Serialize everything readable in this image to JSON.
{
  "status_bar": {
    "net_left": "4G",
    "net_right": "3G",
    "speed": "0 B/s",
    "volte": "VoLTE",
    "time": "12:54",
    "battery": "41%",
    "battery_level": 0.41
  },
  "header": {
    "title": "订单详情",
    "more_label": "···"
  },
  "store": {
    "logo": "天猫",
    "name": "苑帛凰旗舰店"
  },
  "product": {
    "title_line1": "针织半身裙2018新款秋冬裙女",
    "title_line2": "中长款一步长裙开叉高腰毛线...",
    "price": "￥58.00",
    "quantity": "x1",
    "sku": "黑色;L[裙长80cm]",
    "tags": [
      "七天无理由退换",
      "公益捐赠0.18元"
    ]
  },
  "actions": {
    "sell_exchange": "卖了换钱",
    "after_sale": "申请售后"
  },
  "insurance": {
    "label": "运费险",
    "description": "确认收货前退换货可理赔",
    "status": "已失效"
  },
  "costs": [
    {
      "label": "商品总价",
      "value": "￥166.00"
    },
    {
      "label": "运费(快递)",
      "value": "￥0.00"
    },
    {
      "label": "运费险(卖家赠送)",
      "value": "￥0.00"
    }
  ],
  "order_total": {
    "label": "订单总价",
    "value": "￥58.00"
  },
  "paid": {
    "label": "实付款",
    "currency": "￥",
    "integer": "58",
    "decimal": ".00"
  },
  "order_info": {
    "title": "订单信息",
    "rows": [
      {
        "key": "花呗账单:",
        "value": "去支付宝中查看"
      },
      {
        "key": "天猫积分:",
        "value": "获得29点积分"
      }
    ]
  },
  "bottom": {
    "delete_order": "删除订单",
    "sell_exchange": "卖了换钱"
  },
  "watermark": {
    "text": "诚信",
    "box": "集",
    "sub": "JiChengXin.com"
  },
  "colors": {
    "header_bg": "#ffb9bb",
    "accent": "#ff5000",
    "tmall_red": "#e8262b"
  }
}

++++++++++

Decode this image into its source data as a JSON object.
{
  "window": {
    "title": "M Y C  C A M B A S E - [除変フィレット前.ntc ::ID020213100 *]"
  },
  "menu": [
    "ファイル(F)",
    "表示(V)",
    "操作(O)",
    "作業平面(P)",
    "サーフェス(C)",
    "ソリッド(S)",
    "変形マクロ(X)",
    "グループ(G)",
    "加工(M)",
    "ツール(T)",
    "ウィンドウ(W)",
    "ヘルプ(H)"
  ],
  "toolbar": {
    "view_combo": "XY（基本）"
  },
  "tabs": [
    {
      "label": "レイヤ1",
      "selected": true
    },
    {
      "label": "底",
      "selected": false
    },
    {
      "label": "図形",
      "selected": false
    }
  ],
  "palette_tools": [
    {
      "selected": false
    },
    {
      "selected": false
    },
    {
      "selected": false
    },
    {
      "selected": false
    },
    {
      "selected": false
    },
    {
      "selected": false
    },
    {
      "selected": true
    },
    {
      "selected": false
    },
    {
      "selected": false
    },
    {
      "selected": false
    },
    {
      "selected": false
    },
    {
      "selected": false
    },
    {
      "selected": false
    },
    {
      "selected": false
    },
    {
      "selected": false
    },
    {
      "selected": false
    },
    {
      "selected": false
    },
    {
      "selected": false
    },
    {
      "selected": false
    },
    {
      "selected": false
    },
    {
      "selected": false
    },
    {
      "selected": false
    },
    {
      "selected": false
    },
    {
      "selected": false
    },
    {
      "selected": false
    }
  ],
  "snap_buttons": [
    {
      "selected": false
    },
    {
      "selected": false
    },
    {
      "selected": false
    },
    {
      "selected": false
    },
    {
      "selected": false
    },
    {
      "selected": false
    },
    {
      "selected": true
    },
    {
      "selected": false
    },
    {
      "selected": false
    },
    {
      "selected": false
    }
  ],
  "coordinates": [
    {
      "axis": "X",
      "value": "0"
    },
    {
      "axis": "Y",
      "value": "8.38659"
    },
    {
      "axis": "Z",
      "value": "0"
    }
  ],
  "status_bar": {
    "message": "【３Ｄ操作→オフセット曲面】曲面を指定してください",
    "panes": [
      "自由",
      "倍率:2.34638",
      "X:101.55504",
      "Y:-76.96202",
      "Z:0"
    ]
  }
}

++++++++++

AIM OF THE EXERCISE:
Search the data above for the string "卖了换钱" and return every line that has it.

EXERCISE RESPONSE:
    "sell_exchange": "卖了换钱",
    "sell_exchange": "卖了换钱"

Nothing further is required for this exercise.